> WORK REQUIRED
From the entries below, copy every line that holds the word "JSON".

> Stored items
___

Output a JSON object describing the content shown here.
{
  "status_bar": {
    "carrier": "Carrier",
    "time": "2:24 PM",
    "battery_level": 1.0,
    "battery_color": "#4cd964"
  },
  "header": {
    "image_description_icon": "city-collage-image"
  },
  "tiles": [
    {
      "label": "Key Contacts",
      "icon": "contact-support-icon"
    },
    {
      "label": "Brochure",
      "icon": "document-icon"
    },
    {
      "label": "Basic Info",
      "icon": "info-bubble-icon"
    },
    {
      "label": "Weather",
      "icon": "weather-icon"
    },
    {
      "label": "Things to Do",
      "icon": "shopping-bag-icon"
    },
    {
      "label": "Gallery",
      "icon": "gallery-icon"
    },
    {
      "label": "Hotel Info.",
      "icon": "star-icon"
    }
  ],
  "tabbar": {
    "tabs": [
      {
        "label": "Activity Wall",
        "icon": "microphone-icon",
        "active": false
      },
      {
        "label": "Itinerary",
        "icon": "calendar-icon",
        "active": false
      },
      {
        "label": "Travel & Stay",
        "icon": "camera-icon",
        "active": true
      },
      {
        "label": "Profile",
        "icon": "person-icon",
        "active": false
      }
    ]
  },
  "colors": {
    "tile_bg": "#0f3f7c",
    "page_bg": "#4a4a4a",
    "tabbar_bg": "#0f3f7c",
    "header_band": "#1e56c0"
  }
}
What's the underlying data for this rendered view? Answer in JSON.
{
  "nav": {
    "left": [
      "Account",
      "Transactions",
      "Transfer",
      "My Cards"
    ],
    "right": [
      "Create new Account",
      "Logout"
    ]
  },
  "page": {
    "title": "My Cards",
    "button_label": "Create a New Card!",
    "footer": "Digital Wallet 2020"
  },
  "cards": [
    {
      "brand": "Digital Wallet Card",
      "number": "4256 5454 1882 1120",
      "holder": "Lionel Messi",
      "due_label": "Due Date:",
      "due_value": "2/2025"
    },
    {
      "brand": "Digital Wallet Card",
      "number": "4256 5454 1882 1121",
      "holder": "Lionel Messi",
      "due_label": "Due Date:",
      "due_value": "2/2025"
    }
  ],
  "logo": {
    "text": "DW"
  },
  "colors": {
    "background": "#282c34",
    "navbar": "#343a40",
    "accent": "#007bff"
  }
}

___

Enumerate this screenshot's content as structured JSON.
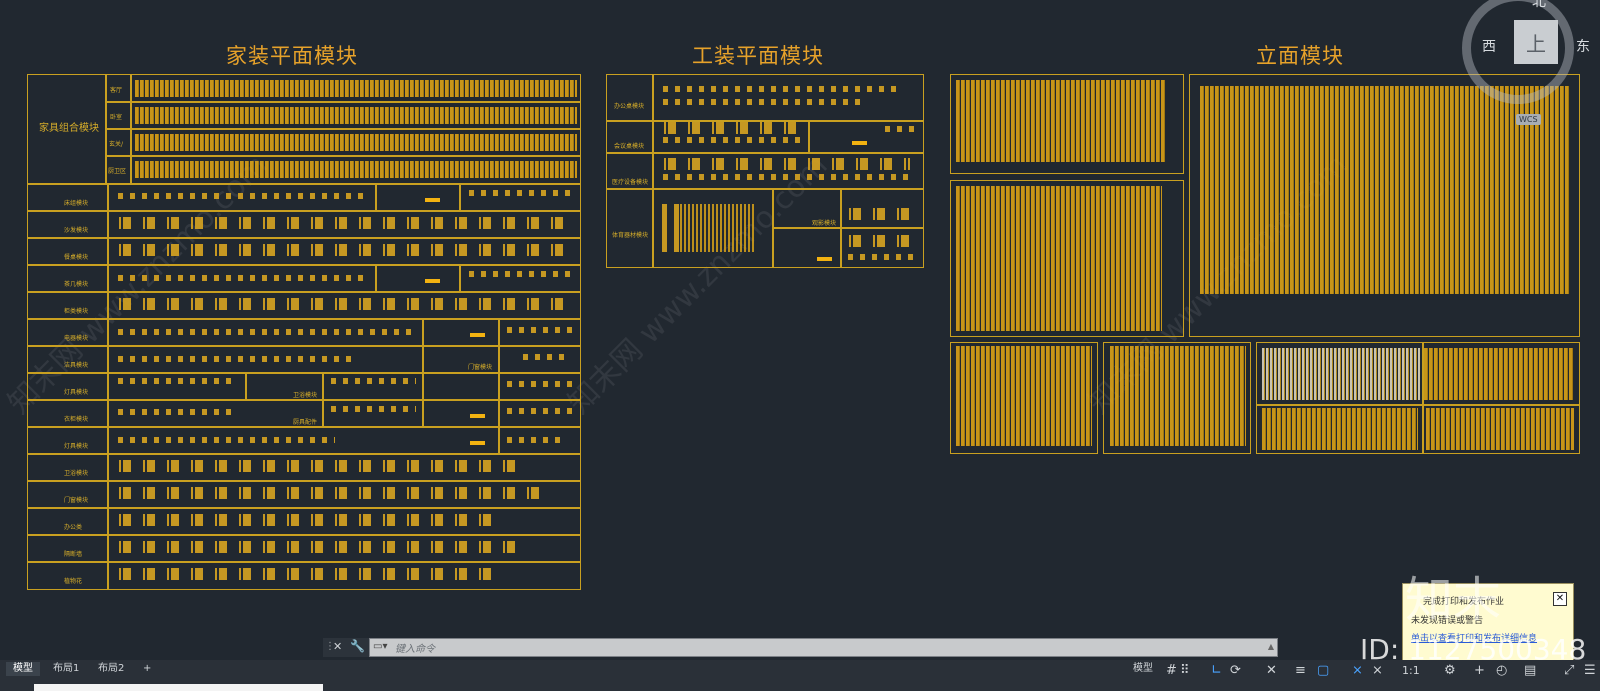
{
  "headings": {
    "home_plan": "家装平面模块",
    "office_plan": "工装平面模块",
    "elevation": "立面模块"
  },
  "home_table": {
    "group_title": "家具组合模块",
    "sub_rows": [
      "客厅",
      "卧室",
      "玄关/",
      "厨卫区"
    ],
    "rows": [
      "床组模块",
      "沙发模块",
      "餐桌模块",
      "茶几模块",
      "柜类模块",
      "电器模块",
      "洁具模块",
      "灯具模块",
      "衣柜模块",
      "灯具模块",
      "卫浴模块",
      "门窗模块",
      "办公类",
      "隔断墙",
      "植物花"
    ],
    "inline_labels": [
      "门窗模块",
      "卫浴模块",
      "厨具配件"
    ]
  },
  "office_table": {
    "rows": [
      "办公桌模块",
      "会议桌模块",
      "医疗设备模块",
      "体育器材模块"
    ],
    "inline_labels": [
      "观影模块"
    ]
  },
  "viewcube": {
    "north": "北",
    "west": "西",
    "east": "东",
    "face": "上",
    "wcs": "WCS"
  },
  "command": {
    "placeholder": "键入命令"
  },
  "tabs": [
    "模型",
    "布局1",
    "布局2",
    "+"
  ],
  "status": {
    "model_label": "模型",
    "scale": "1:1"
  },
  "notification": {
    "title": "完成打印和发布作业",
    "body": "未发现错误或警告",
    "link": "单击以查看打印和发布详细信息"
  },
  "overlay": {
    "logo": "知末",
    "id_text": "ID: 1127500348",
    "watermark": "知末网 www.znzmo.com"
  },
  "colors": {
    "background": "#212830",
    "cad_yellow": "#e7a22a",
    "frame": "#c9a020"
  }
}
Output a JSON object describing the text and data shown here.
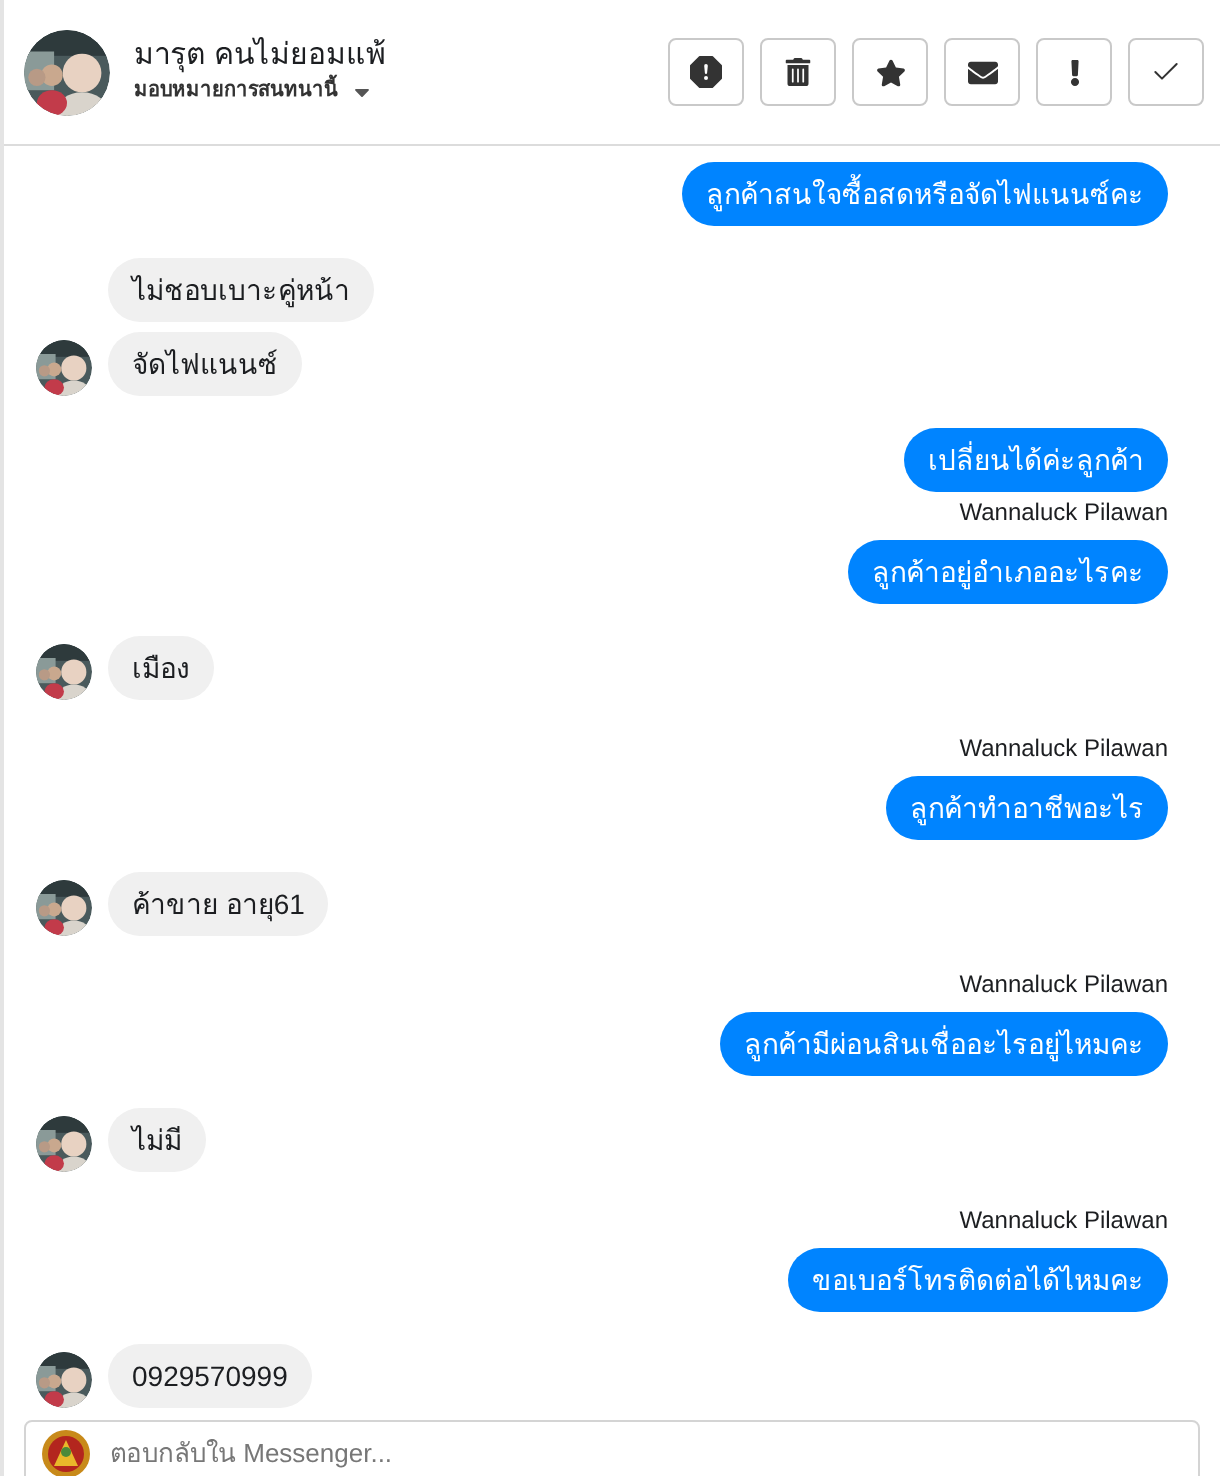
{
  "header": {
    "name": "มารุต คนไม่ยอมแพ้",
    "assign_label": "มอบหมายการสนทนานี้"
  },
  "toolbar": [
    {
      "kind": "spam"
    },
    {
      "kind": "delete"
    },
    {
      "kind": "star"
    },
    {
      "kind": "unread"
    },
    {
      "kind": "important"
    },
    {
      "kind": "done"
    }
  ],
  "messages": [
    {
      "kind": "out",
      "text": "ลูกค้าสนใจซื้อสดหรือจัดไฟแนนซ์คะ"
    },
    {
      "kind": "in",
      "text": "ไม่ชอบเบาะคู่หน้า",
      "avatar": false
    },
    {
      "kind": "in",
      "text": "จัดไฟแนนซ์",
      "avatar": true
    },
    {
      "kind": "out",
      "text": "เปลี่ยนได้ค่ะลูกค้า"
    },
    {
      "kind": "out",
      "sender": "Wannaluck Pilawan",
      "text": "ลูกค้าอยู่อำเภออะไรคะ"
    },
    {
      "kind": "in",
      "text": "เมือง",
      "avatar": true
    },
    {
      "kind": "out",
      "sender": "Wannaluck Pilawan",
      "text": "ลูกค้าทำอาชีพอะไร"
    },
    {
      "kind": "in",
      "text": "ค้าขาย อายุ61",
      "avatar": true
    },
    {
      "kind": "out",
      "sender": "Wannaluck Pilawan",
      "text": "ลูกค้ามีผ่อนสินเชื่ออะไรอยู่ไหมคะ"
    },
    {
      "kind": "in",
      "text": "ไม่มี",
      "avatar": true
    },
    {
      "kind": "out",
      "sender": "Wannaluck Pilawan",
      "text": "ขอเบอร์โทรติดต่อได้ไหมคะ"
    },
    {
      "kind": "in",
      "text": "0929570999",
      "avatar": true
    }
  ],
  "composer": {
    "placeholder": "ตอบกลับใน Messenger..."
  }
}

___

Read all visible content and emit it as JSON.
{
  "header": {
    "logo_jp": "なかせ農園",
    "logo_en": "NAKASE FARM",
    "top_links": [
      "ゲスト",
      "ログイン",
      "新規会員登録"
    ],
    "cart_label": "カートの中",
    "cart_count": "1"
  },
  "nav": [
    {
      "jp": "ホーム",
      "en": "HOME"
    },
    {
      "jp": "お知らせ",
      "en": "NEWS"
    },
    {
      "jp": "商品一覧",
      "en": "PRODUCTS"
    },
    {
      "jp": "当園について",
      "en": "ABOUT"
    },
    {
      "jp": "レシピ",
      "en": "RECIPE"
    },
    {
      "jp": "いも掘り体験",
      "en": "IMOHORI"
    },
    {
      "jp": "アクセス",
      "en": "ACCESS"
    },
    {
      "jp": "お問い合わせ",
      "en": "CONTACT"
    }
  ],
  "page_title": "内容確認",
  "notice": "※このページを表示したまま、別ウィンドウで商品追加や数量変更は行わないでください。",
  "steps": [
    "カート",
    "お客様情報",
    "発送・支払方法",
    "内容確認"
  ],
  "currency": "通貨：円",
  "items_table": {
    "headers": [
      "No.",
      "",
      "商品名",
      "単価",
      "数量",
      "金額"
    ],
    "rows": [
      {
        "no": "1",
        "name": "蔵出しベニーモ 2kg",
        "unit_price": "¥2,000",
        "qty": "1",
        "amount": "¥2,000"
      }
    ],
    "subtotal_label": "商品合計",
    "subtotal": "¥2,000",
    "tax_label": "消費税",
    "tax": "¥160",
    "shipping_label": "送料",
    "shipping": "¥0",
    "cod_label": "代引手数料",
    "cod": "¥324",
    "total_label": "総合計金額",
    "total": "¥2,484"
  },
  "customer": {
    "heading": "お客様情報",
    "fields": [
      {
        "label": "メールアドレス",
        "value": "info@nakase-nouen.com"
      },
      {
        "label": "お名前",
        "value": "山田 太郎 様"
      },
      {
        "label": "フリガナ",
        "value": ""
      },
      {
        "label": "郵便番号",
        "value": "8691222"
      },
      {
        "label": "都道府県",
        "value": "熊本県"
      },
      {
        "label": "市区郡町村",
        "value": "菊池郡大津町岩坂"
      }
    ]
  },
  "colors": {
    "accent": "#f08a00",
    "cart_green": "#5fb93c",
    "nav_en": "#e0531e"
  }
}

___

> SOLUTION TO THIS PROBLEM
Output a JSON object describing the content shown here.
What's the underlying data for this rendered view? Answer in JSON.
Enumerate this screenshot's content as structured JSON.
Output a JSON object describing the text and data shown here.
Read all visible content and emit it as JSON.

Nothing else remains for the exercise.